Since that time I have run an 8k (that almost killed me) and two more 5k races. And despite my best intentions of working hard at my training and graduating to a longer distance…it just hasn’t happened yet.
So that’s how I found myself running alone this past weekend in the 5k event at the Scotiabank Half Marathon weekend. With a goal of running my first sub-40 minute race.
I was running solo in my race but I was not alone at the event. My husband and one of my best friends were both running in the half marathon.
Lindsay was running to raise money for the MS Society in honour of her dad who is battling the disease. She was the top fundraiser at the event – raising nearly $2,600! I’m so proud of her.
I dropped them off at the start line for the Half Marathon at UBC with a slight feeling of regret. I’ve been working towards my goal of being “real runner” for more than 2 years now and I really thought I would have been able to tackle a half marathon at this point.
I have no one to blame but myself of course. And I know it’s not like I haven’t accomplished anything. I’m proud of the medals I have earned…but still. I would have liked to have been running along with them.
|Next time…red bib (?)
After dropping them off I drove over to the finish line at Stanley Park and snagged one of the last few parking spots available before they closed the roads.

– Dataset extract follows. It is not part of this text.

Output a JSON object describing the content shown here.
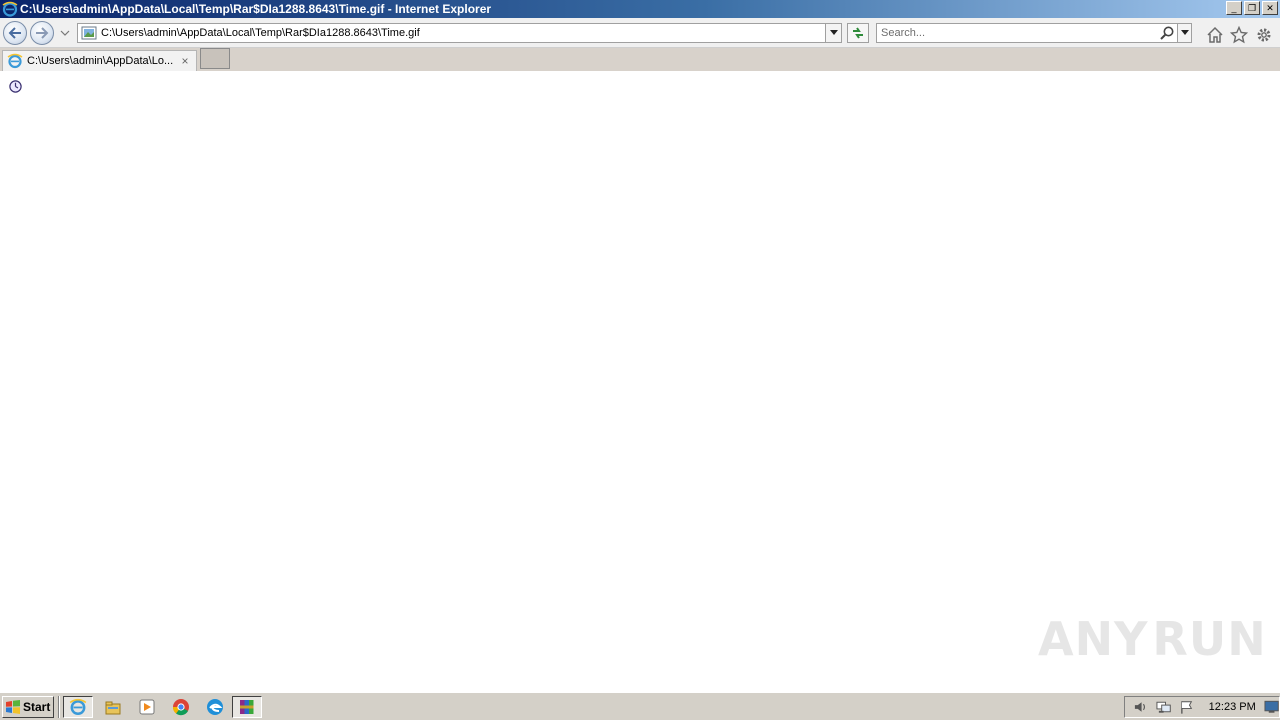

And – amazingly – I got to see the first half marathoners cross the line. Just 1 hour and 10 mins after they started! I mean that’s just crazy.
As I was making my way over the start line for the 5k race I ran into my favourite morning radio team – Kevin & Sonia from The Peak. They were MC’ing the event and running for the first time.
We chatted for a while and I pretended to be a veteran 5k runner – I mean this was my 4th event – and they were kind enough to listen to what I had to say as if I was actually some kind of expert.
Then…it was time to start.
And we were off. My first kilometre was great. I was in a good rhythm. My playlist was rocking all my favourites. I was in the shade for most of the time.
Then we hit Second Beach and moved out onto the seawall and the full sunshine. Did I mention that it was almost 30 degrees out…at 9:30 in the morning? And the tide was out so the fishy/seaweed smell was pretty ripe.
My pace slowed considerably. My breath became ragged. And I got a wicked stitch. But I kept going…grumbling with every step.
And that’s when one of the runners slightly ahead of me fainted. Another woman and her teenage daughter were right behind her and immediately stopped to help. And I did too. The lady who fainted was clearly suffering from heat stroke. She didn’t have any water on her so I gave her some of mine and we tried to figure out if she was running with anyone.
I offered to run ahead and notify one of the race course marshals that there was a runner that needed first aid help. There had been marshals all along the course up to this point so I figured I wouldn’t have to go far to find one with a radio. I was wrong.
For the next 2km I ran (slowly and still with a stitch) looking for someone that could help and worrying about the woman I had left behind. Finally…just past English Bay as the course moved up onto Beach Avenue…I found one and was able to relay the news.
But to be honest…the whole thing had totally messed up my run. I was off pace and stressed and hot and sweaty and the sea-smell was starting to make my stomach turn.
Of course…puking at the finish line of a race is kind of my thing…so the turning stomach part was not surprising. But I really wanted to end that tradition at this race because I was pretty sure my husband and friend would be at the finish line and that’s really not the way I wanted them to see me.
Alas…that was how they saw me. Being assisted by the first aid attendant and wiping off my face. Oh well…at least I’m consistent.
Finish time: 45:21. 656th out of 1239 women that entered the event. Given all that I battled through…I will take it.
And it was really great to see both faces waiting for me at the end. They had both battled the heat and exhaustion through their race and I was frankly in awe that they had both run more than 21km and were still standing (and puke free)
It was time for our reward…
All in all…I have to say this race was a disappointment to me. Because I really wanted to do better. I wanted to beat that 40 minute mark. I wanted to cross the finish line with my hands thrown triumphantly in the air rather than covering my mouth.
I wanted a lot of things I didn’t get. But I did get this:
And that’s another one to add to a collection of medals I never ever thought I would have the strength or will power to earn. So there’s that. And it will have to be enough.